Applying the law, the court held that Davis did not meet this standard. IT found, inter alia, that plaintiff “offered no evidence Davis could discipline her in any tangible way”, notwithstanding his ability to “write up” or recommend discipline against her.
As such, the court turned to the issue of whether “OCFS was negligent in controlling working conditions.” It held that plaintiff did so.
The court explained that “[a] plaintiff may show an employer is negligent in controlling working conditions by, for example, failing to “monitor the workplace, … respond to complaints, … provide a system for registering complaints, or [by] effectively discourag[ing] complaints from being filed.”
Applying the law, the court held:
First, there is some evidence OCFS failed to respond appropriately to plaintiff’s initial complaint about Davis.

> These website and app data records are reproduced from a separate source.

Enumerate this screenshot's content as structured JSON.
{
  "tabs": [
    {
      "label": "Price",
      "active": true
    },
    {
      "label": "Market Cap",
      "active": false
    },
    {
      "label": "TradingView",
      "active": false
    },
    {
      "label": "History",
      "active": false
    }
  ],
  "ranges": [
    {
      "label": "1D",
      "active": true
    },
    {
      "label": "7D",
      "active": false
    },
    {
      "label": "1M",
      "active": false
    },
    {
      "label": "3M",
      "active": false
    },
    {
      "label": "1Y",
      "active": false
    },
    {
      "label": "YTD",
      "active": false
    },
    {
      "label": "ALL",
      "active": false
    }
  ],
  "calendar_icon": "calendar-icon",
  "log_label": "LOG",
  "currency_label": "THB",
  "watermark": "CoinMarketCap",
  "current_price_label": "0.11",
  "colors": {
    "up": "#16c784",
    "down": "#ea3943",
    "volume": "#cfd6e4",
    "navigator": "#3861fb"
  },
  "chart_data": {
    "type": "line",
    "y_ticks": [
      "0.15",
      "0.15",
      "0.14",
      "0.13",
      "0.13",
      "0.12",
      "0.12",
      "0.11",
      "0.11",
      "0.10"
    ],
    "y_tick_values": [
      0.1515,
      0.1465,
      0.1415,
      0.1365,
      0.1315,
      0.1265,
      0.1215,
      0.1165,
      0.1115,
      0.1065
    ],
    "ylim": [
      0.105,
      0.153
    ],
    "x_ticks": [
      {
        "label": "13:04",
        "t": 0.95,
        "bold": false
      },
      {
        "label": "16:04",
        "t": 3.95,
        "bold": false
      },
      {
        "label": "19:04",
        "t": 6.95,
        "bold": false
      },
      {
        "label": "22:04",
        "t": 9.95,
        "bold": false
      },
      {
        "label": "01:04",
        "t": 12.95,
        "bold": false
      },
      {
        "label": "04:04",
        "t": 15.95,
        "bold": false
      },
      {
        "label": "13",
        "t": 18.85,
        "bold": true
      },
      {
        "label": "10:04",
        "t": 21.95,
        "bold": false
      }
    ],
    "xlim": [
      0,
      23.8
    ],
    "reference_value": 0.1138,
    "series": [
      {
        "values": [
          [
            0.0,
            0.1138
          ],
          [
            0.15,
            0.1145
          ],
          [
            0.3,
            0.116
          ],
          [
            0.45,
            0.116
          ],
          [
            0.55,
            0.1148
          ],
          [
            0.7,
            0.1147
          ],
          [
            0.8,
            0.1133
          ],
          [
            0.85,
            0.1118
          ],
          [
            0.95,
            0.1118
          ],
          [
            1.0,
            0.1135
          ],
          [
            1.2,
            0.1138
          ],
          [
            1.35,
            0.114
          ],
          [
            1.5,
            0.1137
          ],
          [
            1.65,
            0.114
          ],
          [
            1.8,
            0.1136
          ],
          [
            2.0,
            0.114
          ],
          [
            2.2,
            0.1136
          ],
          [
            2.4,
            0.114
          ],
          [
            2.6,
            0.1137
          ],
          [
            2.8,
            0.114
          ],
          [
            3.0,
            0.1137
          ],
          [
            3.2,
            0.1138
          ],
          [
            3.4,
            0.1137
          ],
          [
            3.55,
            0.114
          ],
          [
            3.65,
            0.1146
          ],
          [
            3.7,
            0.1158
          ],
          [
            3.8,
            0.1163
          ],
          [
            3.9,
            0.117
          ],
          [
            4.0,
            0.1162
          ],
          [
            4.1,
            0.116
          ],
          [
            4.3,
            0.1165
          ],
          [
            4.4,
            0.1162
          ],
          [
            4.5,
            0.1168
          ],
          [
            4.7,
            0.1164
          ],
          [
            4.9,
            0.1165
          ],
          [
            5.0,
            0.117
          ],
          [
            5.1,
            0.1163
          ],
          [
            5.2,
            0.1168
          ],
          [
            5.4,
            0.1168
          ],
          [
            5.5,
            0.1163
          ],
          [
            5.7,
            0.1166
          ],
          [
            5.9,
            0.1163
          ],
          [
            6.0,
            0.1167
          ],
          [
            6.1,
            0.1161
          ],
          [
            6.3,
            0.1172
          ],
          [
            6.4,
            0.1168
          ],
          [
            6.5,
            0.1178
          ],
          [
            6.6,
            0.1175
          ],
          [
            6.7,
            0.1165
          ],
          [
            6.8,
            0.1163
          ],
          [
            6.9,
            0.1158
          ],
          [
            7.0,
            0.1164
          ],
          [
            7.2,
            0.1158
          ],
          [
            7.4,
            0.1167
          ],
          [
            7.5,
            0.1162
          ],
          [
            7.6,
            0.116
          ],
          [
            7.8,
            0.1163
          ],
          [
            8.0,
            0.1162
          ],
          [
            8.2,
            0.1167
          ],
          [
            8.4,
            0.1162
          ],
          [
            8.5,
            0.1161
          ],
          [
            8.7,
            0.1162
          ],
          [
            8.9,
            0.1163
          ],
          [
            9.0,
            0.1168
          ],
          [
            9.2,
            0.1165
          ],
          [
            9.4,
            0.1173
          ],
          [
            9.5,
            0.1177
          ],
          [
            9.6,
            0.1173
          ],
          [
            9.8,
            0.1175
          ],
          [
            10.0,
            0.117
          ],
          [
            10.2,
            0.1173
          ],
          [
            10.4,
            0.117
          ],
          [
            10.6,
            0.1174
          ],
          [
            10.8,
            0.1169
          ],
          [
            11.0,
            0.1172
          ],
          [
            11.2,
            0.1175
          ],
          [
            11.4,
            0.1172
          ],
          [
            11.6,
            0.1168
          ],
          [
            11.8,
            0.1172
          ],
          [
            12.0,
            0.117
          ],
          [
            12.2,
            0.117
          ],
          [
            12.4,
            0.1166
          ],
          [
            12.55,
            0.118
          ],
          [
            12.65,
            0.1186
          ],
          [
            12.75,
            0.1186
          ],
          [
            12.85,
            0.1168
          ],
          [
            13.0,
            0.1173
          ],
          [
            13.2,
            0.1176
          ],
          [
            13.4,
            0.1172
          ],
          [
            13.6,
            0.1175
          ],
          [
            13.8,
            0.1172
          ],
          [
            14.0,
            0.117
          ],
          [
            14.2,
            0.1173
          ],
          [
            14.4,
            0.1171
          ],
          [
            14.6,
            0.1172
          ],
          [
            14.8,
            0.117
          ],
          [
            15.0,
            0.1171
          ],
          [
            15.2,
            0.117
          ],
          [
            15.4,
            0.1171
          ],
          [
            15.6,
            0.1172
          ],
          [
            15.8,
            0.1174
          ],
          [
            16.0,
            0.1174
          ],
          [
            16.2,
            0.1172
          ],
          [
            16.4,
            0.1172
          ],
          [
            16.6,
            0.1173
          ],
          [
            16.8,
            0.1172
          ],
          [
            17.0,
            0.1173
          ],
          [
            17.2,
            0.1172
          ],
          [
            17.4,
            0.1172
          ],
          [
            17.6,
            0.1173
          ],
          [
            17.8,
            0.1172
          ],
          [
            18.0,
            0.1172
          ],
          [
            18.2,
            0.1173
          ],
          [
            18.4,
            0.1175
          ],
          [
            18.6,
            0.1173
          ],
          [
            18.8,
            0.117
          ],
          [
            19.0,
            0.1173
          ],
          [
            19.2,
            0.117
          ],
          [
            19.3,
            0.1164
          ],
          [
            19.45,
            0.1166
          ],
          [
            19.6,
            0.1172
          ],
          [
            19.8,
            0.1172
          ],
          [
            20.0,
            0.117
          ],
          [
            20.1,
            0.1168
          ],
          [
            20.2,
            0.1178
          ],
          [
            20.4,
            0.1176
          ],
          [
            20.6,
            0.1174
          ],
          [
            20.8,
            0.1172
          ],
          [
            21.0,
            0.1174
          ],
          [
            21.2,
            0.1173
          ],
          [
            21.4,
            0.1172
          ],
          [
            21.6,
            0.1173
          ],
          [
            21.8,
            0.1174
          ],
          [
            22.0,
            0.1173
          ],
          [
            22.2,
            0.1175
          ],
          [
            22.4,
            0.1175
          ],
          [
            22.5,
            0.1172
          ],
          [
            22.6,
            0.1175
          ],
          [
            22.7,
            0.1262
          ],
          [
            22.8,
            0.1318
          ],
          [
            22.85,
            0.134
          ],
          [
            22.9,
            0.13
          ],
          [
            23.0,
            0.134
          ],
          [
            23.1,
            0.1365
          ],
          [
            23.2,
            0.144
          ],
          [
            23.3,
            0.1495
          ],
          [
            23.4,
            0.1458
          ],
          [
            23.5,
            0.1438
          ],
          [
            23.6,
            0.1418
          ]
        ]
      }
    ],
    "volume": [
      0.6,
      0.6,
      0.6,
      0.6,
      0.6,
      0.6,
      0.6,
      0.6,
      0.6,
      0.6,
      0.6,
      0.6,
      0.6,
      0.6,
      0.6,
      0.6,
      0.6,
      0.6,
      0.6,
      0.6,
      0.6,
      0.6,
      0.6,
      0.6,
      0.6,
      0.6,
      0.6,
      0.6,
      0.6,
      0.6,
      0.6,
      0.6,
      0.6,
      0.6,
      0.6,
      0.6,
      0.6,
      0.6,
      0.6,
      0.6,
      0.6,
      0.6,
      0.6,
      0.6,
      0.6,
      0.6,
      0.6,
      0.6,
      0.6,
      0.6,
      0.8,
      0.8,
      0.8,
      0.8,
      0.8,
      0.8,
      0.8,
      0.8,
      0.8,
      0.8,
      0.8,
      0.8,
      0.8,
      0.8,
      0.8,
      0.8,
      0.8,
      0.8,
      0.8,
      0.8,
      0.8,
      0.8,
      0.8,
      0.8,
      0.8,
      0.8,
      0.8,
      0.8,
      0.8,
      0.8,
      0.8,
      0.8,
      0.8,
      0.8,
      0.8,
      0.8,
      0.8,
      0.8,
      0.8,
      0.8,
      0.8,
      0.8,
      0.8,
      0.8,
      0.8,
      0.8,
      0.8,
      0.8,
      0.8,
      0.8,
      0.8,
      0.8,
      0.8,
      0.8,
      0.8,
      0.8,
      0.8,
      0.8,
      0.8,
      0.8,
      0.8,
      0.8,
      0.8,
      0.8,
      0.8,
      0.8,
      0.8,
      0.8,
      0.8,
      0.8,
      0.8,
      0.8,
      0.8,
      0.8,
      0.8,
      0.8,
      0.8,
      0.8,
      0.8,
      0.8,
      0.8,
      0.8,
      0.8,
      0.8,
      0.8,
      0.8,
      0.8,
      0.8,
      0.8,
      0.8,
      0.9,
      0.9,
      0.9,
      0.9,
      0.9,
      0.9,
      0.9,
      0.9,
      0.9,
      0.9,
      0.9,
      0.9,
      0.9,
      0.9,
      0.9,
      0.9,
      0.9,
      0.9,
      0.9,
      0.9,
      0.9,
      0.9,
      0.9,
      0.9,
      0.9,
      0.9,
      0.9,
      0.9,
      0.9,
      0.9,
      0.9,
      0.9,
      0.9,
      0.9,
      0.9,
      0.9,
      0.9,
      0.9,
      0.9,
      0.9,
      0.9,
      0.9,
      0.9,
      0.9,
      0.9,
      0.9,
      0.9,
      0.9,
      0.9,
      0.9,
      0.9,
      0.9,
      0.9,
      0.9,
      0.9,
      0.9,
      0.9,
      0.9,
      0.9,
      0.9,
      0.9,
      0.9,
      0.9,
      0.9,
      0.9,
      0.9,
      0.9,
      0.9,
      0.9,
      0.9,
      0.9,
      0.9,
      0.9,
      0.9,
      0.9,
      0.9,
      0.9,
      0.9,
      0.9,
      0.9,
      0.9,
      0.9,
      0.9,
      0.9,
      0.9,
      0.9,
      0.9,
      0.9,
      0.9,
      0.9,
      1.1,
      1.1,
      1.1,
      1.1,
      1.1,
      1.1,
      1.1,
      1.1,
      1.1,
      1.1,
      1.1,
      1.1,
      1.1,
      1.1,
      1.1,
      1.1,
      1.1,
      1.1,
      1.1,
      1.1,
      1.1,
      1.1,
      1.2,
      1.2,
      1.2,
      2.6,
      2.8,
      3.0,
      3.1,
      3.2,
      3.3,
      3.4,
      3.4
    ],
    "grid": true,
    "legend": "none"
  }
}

Plaintiff testified she had an “in-depth conversation” with Lucky in December 2014 or early January 2015, before she went to the off-site training, regarding Davis’s conduct toward her. (Kenney Dep. at 137). At that time, the only action that was taken in response was to change the locks on the CSU door.
Second, there is some evidence OCFS failed to monitor the workplace. According to the EODD report, Lucky had “advised Mr. Davis that he was in the CSU too much, where he is off camera,” and that “[b]oth Mr. Smith and Mr. Lucky stated that they advised male staff not to talk to female staff off-camera.” (EODD Report at 7). Yet plaintiff’s testimony suggests this is exactly what happened—Davis was frequently in the CSU with plaintiff when he engaged in the allegedly harassing behavior toward her. This occurred despite the fact that Lucky apparently knew Davis was “ ‘too chummy with other staff,’ and ‘too informal.’ ” (Id.). In other words, OCFS may have imposed appropriate restrictions, but there is evidence it failed to enforce those restrictions.
Third, there is some evidence OCFS did not provide an adequate system for registering complaints. Although OCFS has an employee handbook containing internal complaint procedures, there is a question as to whether plaintiff received the entire handbook initially. (See e.g., Kenney Dep. at 28.). In addition, regardless of whether plaintiff had a copy of the handbook, the EODD report casts doubt on how well it was disseminated and explained. Specifically, the report notes that the investigation “revealed a lack of information provided to new hires as to their rights and recourse regarding a workplace free from discrimination,” and “recommend[ed] a review of new employee training in this regard.” (EODD Report at 8). Finally, the casual way in which Lucky first responded to plaintiff’s original complaint in December 2014 or early January 2015 and then the way he told plaintiff on June 25, 2015, about the decision to return Davis to work—without telling her they would be assigned to different shifts—provides additional evidence of a lax system for addressing complaints at Red Hook.
Therefore, the court concluded that questions of fact precluded summary judgment on the issue of whether OCFS was negligent in controlling working conditions.